It’s been pointed out that many Postmoderns are simultaneously Marxists or otherwise Leftists. Personally, I feel these are simple covariances, that a Conservative has to give more weight to history and teleological arguments, thereby qualifying as a Modern, whereas a Postmodern is more likely to dismiss these are metanarrative-laden. I consider myself a Leftist, but again, this is an emotional rather than intellectual decision. As a Postmodern, intellectually speaking, I believe there is no way to determine whether Anarchosyndicalism is better or worse than Republicanism or Oligarchy, but I know how I feel about these. And without going down some political rabbit hole, it’s plain to see that many people are predictably irrational and vote against their own interests time and again as they believe some narrative where they see themselves in another position where this self-deprecation will pay off in the end.

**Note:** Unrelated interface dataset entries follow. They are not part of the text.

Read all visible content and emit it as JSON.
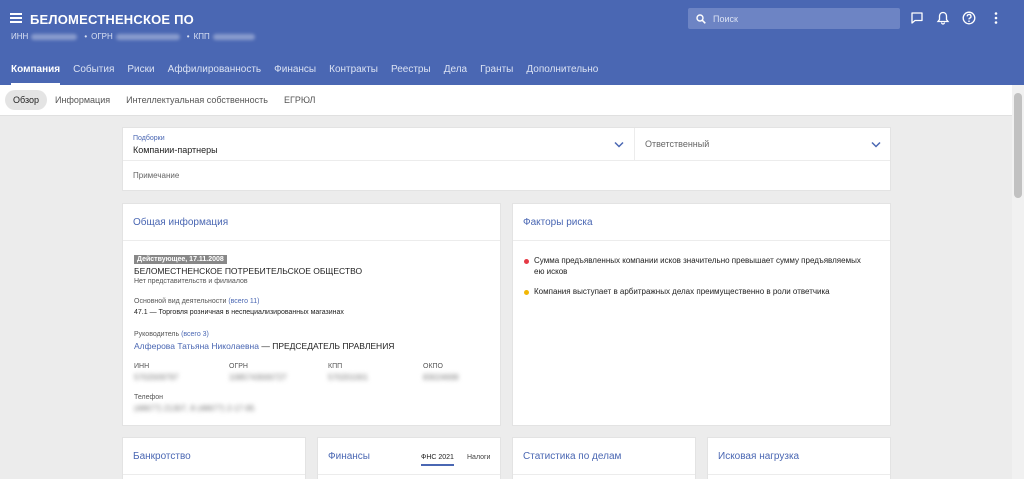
{
  "header": {
    "company_name": "БЕЛОМЕСТНЕНСКОЕ ПО",
    "ids": [
      {
        "label": "ИНН",
        "value": "5702009797"
      },
      {
        "label": "ОГРН",
        "value": "1085743000727"
      },
      {
        "label": "КПП",
        "value": "570201001"
      }
    ],
    "search_placeholder": "Поиск",
    "icons": [
      "chat-icon",
      "bell-icon",
      "help-icon",
      "more-vertical-icon"
    ]
  },
  "nav": {
    "tabs": [
      {
        "label": "Компания",
        "active": true
      },
      {
        "label": "События"
      },
      {
        "label": "Риски"
      },
      {
        "label": "Аффилированность"
      },
      {
        "label": "Финансы"
      },
      {
        "label": "Контракты"
      },
      {
        "label": "Реестры"
      },
      {
        "label": "Дела"
      },
      {
        "label": "Гранты"
      },
      {
        "label": "Дополнительно"
      }
    ]
  },
  "subnav": {
    "items": [
      {
        "label": "Обзор",
        "active": true
      },
      {
        "label": "Информация"
      },
      {
        "label": "Интеллектуальная собственность"
      },
      {
        "label": "ЕГРЮЛ"
      }
    ]
  },
  "top_card": {
    "selections_label": "Подборки",
    "selections_value": "Компании-партнеры",
    "responsible_placeholder": "Ответственный",
    "note_placeholder": "Примечание"
  },
  "general": {
    "title": "Общая информация",
    "status_badge": "Действующее, 17.11.2008",
    "full_name": "БЕЛОМЕСТНЕНСКОЕ ПОТРЕБИТЕЛЬСКОЕ ОБЩЕСТВО",
    "branches": "Нет представительств и филиалов",
    "activity_label": "Основной вид деятельности",
    "activity_link": "(всего 11)",
    "activity_value": "47.1 — Торговля розничная в неспециализированных магазинах",
    "head_label": "Руководитель",
    "head_link": "(всего 3)",
    "head_name": "Алферова Татьяна Николаевна",
    "head_role": "— ПРЕДСЕДАТЕЛЬ ПРАВЛЕНИЯ",
    "codes": [
      {
        "label": "ИНН",
        "value": "5702009797"
      },
      {
        "label": "ОГРН",
        "value": "1085743000727"
      },
      {
        "label": "КПП",
        "value": "570201001"
      },
      {
        "label": "ОКПО",
        "value": "83024699"
      }
    ],
    "phone_label": "Телефон",
    "phone_value": "(48677) 21307, 8 (48677) 2-17-95"
  },
  "risks": {
    "title": "Факторы риска",
    "items": [
      {
        "text": "Сумма предъявленных компании исков значительно превышает сумму предъявляемых ею исков",
        "color": "#e53945"
      },
      {
        "text": "Компания выступает в арбитражных делах преимущественно в роли ответчика",
        "color": "#f2b705"
      }
    ]
  },
  "bottom_cards": {
    "bankruptcy": "Банкротство",
    "finance": "Финансы",
    "finance_tabs": [
      "ФНС 2021",
      "Налоги"
    ],
    "case_stats": "Статистика по делам",
    "claims": "Исковая нагрузка"
  }
}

This is embodied in the meme that “socialism never took root in America because the poor see themselves not as an exploited proletariat but as temporarily embarrassed millionaires.” This is usually misattributed to John Steinbeck, but the sentiment remains—don’t tax the rich—because I am just a stone-throw away from that—if only I paid less in taxes.

Finally, there are the Premoderns. These people are not only nostalgics, but they retain superstitious beliefs, favour natural remedies, and Ayurvedic treatments. They retain religious beliefs—some even preferring pre-Judeo-Christian paradigms. And yet they may also be scientists and otherwise structured thinkers. It’s harder for me to conjure scenarios where an entity might simultaneously hold Premodern and Postmodern beliefs. Off the cuff, it seems that one might believe in some sort of cultural relativity and at the same time believe in some shamanic healing or Ayahuasca retreat for cleansing or getting in touch with the universe. I wouldn’t presume it’s that unusual for people to hold antithetical and mutually exclusive beliefs. I am not superstitious, but I carry a lucky penny or some such.

My next step in this journey is to dimensionalise the model. I already have got some ideas, many of which have already been captured here, but my familiarity with Premoderns is limited and probably contains a lot of stereotypes and caricatures.

Please stand by.